Your assignment -> Produce a perfect copy of the listing, matching each line.

Supplied records ->
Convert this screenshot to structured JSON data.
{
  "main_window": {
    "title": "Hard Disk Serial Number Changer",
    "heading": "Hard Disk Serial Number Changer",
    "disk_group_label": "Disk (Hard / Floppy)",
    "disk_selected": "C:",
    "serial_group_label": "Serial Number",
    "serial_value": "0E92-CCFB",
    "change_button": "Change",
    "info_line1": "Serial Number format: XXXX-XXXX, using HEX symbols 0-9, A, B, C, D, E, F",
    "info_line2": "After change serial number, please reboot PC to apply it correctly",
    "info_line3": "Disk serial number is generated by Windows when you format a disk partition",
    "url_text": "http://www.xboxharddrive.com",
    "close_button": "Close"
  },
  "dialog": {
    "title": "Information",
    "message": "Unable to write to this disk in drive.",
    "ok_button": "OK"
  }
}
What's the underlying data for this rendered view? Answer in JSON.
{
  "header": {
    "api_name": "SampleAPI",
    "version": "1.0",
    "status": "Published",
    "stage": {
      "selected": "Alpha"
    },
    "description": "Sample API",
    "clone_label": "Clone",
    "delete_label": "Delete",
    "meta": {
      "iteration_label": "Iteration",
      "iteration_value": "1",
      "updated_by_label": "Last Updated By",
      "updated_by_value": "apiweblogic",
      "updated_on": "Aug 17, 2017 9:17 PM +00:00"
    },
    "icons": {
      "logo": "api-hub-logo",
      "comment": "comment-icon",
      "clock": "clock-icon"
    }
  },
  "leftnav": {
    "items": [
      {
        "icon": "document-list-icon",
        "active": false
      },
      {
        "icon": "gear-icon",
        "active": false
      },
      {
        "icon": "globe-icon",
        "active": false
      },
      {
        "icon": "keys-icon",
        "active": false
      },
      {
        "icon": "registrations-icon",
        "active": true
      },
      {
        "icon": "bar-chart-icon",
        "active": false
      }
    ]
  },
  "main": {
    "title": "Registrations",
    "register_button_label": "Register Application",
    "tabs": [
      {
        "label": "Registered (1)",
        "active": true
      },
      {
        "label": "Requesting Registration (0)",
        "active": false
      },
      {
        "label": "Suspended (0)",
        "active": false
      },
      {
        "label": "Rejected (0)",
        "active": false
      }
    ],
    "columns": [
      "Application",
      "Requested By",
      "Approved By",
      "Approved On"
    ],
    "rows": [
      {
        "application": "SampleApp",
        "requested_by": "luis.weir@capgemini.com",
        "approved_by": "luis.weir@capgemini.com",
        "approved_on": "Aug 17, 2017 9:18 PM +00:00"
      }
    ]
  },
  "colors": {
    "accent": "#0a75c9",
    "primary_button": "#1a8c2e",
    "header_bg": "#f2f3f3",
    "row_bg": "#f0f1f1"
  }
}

Your solution ->
Convert this screenshot to structured JSON data.
{
  "main_window": {
    "title": "Hard Disk Serial Number Changer",
    "heading": "Hard Disk Serial Number Changer",
    "disk_group_label": "Disk (Hard / Floppy)",
    "disk_selected": "C:",
    "serial_group_label": "Serial Number",
    "serial_value": "0E92-CCFB",
    "change_button": "Change",
    "info_line1": "Serial Number format: XXXX-XXXX, using HEX symbols 0-9, A, B, C, D, E, F",
    "info_line2": "After change serial number, please reboot PC to apply it correctly",
    "info_line3": "Disk serial number is generated by Windows when you format a disk partition",
    "url_text": "http://www.xboxharddrive.com",
    "close_button": "Close"
  },
  "dialog": {
    "title": "Information",
    "message": "Unable to write to this disk in drive.",
    "ok_button": "OK"
  }
}
What's the underlying data for this rendered view? Answer in JSON.
{
  "header": {
    "api_name": "SampleAPI",
    "version": "1.0",
    "status": "Published",
    "stage": {
      "selected": "Alpha"
    },
    "description": "Sample API",
    "clone_label": "Clone",
    "delete_label": "Delete",
    "meta": {
      "iteration_label": "Iteration",
      "iteration_value": "1",
      "updated_by_label": "Last Updated By",
      "updated_by_value": "apiweblogic",
      "updated_on": "Aug 17, 2017 9:17 PM +00:00"
    },
    "icons": {
      "logo": "api-hub-logo",
      "comment": "comment-icon",
      "clock": "clock-icon"
    }
  },
  "leftnav": {
    "items": [
      {
        "icon": "document-list-icon",
        "active": false
      },
      {
        "icon": "gear-icon",
        "active": false
      },
      {
        "icon": "globe-icon",
        "active": false
      },
      {
        "icon": "keys-icon",
        "active": false
      },
      {
        "icon": "registrations-icon",
        "active": true
      },
      {
        "icon": "bar-chart-icon",
        "active": false
      }
    ]
  },
  "main": {
    "title": "Registrations",
    "register_button_label": "Register Application",
    "tabs": [
      {
        "label": "Registered (1)",
        "active": true
      },
      {
        "label": "Requesting Registration (0)",
        "active": false
      },
      {
        "label": "Suspended (0)",
        "active": false
      },
      {
        "label": "Rejected (0)",
        "active": false
      }
    ],
    "columns": [
      "Application",
      "Requested By",
      "Approved By",
      "Approved On"
    ],
    "rows": [
      {
        "application": "SampleApp",
        "requested_by": "luis.weir@capgemini.com",
        "approved_by": "luis.weir@capgemini.com",
        "approved_on": "Aug 17, 2017 9:18 PM +00:00"
      }
    ]
  },
  "colors": {
    "accent": "#0a75c9",
    "primary_button": "#1a8c2e",
    "header_bg": "#f2f3f3",
    "row_bg": "#f0f1f1"
  }
}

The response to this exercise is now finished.